  7. ^ a b Sherwood & Pevsner 1974, p. 846.
  8. ^ Sherwood & Pevsner 1974, p. 851.
  9. ^ a b Pevsner & Cherry 1973, p. 306.
  10. ^ Sherwood & Pevsner 1974, p. 336.
  11. ^ Sherwood & Pevsner 1974, p. 830.
  12. ^ Sherwood & Pevsner 1974, p. 857.
  13. ^ Sherwood & Pevsner 1974, p. 539.
  14. ^ Sherwood & Pevsner 1974, p. 509.
  15. ^ Sherwood & Pevsner 1974, p. 572.
  16. ^ Sherwood & Pevsner 1974, p. 763.
  17. ^ Tyack 1998, pp. 234–235.
  18. ^ Sherwood & Pevsner 1974, p. 317.
  19. ^ Sherwood & Pevsner 1974, p. 318.
  20. ^ Sherwood & Pevsner 1974, p. 860.
  21. ^ Sherwood & Pevsner 1974, p. 313.
  22. ^ Pevsner & Cherry 1973, p. 461.
  23. ^ Sherwood & Pevsner 1974, p. 319.
  24. ^ Sherwood & Pevsner 1974, p. 618.
  25. ^ Sherwood & Pevsner 1974, p. 440.

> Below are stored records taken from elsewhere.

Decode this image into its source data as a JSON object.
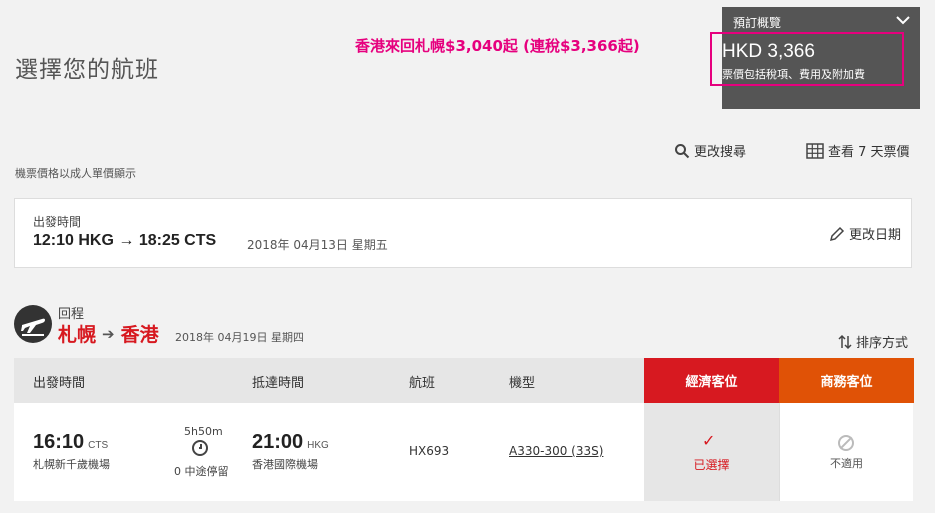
{
  "page_title": "選擇您的航班",
  "promo_text": "香港來回札幌$3,040起 (連稅$3,366起)",
  "summary": {
    "label": "預訂概覽",
    "price": "HKD 3,366",
    "price_note": "票價包括稅項、費用及附加費"
  },
  "actions": {
    "modify_search": "更改搜尋",
    "view_7_days": "查看 7 天票價",
    "change_date": "更改日期",
    "sort": "排序方式"
  },
  "price_note": "機票價格以成人單價顯示",
  "outbound": {
    "label": "出發時間",
    "route": "12:10 HKG → 18:25 CTS",
    "date": "2018年 04月13日 星期五"
  },
  "return": {
    "label": "回程",
    "from": "札幌",
    "to": "香港",
    "date": "2018年 04月19日 星期四"
  },
  "table": {
    "headers": {
      "depart": "出發時間",
      "arrive": "抵達時間",
      "flight": "航班",
      "aircraft": "機型",
      "economy": "經濟客位",
      "business": "商務客位"
    },
    "row": {
      "dep_time": "16:10",
      "dep_code": "CTS",
      "dep_airport": "札幌新千歲機場",
      "duration": "5h50m",
      "stops": "0 中途停留",
      "arr_time": "21:00",
      "arr_code": "HKG",
      "arr_airport": "香港國際機場",
      "flight_no": "HX693",
      "aircraft": "A330-300 (33S)",
      "economy_status": "已選擇",
      "business_status": "不適用"
    }
  },
  "colors": {
    "red": "#d71920",
    "orange": "#e05206",
    "magenta": "#e6007e",
    "summary_bg": "#555555"
  }
}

  26. ^ Pevsner & Cherry 1973, p. 529.
  27. ^ Sherwood & Pevsner 1974, p. 847.
  28. ^ Sherwood & Pevsner 1974, p. 524.
  29. ^ Sherwood & Pevsner 1974, p. 753.
  30. ^ Tyack 1998, p. 323.
  31. ^ Sherwood & Pevsner 1974, p. 245.
  32. ^ Sherwood & Pevsner 1974, p. 734.
  33. ^ Sherwood & Pevsner 1974, p. 525.
  34. ^ Sherwood & Pevsner 1974, p. 591.
  35. ^ Sherwood & Pevsner 1974, p. 613.
  36. ^ Sherwood & Pevsner 1974, p. 821.
  37. ^ Crossley 1983, pp. 159–168.
  38. ^ Sherwood & Pevsner 1974, pp. 289, 332.
  39. ^ Sherwood & Pevsner 1974, p. 553.
  40. ^ Sherwood & Pevsner 1974, p. 273.
  41. ^ Tyack 1998, p. 238.
  42. ^ Sherwood & Pevsner 1974, p. 332.
  43. ^ Townley 2004, pp. 254–255.
  44. ^ Sherwood & Pevsner 1974, p. 710.
  45. ^ Sherwood & Pevsner 1974, p. 510.
  46. ^ Sherwood & Pevsner 1974, p. 809.
  47. ^ Sherwood & Pevsner 1974, p. 343.
  48. ^ Woolley 2010, pp. 85, 86.
  49. ^ Woolley 2010, p. 87.

Sources[edit]